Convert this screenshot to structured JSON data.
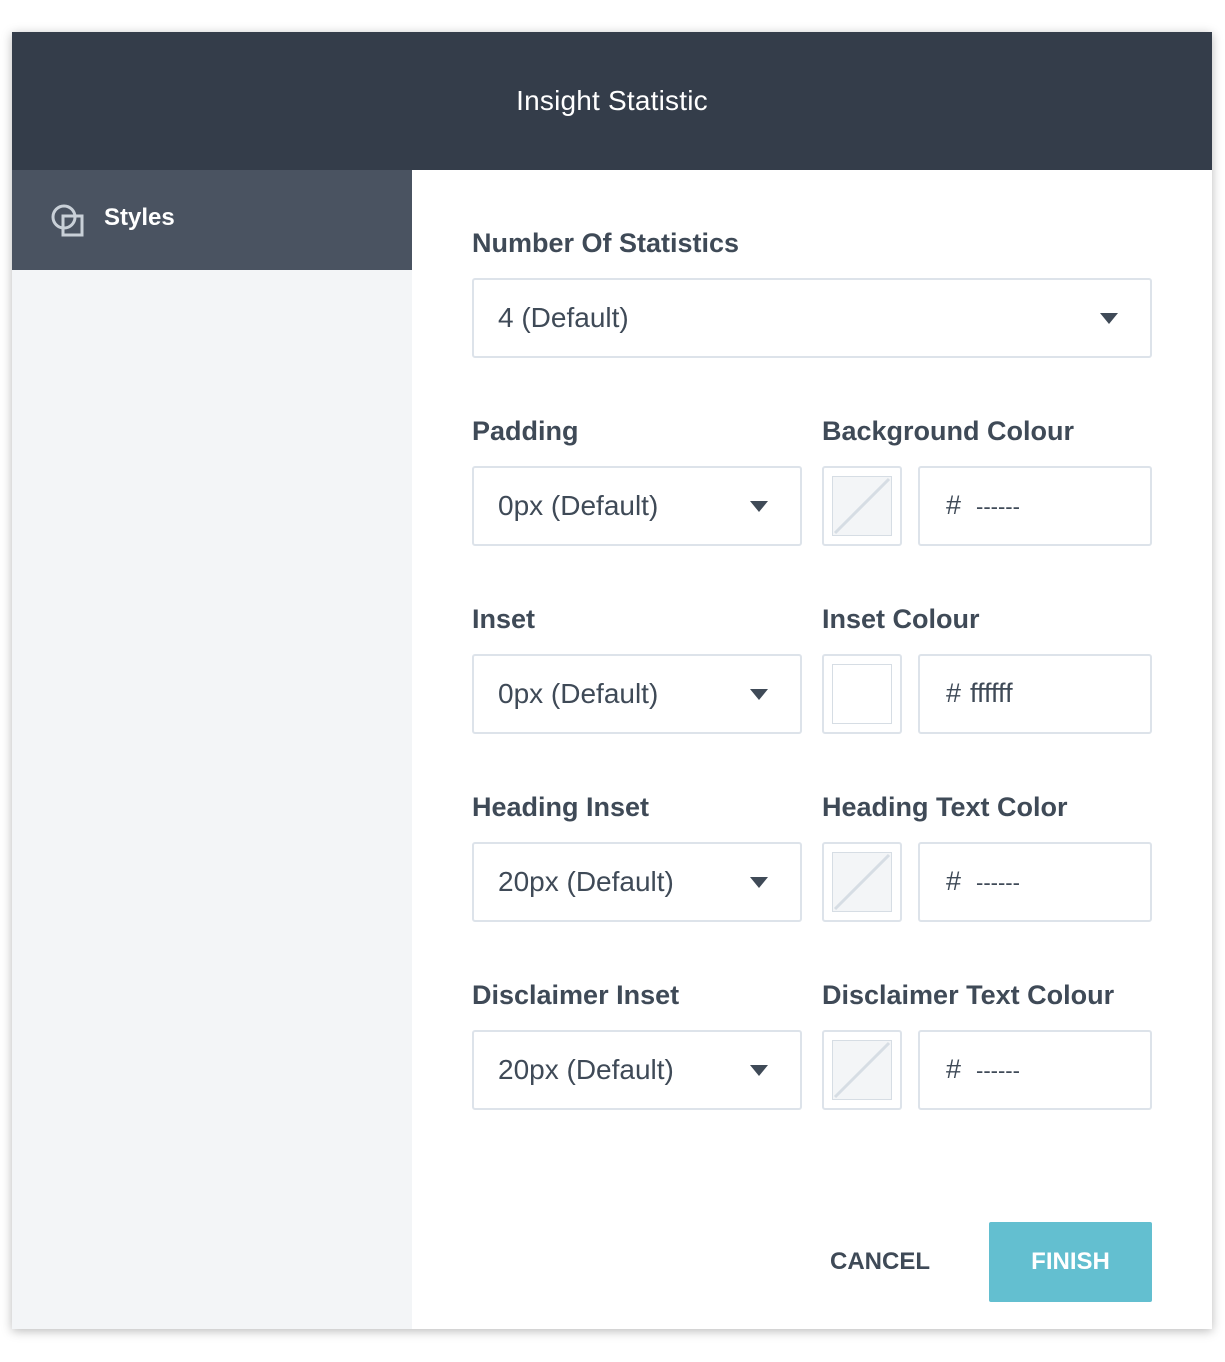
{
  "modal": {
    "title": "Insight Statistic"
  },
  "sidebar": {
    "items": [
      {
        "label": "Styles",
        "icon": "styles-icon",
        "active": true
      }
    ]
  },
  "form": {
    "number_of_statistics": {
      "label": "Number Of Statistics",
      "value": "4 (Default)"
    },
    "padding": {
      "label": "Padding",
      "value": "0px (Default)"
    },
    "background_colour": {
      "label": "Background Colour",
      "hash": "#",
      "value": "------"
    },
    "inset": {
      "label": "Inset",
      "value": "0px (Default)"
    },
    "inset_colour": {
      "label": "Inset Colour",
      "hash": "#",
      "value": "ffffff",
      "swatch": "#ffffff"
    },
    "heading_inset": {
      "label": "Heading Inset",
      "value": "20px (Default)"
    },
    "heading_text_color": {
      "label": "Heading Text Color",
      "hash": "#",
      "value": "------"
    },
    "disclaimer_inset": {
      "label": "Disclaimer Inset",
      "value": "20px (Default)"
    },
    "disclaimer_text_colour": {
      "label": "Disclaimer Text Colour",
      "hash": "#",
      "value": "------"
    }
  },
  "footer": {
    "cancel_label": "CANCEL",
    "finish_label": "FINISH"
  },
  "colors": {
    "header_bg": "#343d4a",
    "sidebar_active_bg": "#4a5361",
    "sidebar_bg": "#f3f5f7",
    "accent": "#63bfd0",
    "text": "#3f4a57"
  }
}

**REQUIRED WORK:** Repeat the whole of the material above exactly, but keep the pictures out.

**SOLVED PROBLEM:**
Convert this screenshot to structured JSON data.
{
  "modal": {
    "title": "Insight Statistic"
  },
  "sidebar": {
    "items": [
      {
        "label": "Styles",
        "icon": "styles-icon",
        "active": true
      }
    ]
  },
  "form": {
    "number_of_statistics": {
      "label": "Number Of Statistics",
      "value": "4 (Default)"
    },
    "padding": {
      "label": "Padding",
      "value": "0px (Default)"
    },
    "background_colour": {
      "label": "Background Colour",
      "hash": "#",
      "value": "------"
    },
    "inset": {
      "label": "Inset",
      "value": "0px (Default)"
    },
    "inset_colour": {
      "label": "Inset Colour",
      "hash": "#",
      "value": "ffffff",
      "swatch": "#ffffff"
    },
    "heading_inset": {
      "label": "Heading Inset",
      "value": "20px (Default)"
    },
    "heading_text_color": {
      "label": "Heading Text Color",
      "hash": "#",
      "value": "------"
    },
    "disclaimer_inset": {
      "label": "Disclaimer Inset",
      "value": "20px (Default)"
    },
    "disclaimer_text_colour": {
      "label": "Disclaimer Text Colour",
      "hash": "#",
      "value": "------"
    }
  },
  "footer": {
    "cancel_label": "CANCEL",
    "finish_label": "FINISH"
  },
  "colors": {
    "header_bg": "#343d4a",
    "sidebar_active_bg": "#4a5361",
    "sidebar_bg": "#f3f5f7",
    "accent": "#63bfd0",
    "text": "#3f4a57"
  }
}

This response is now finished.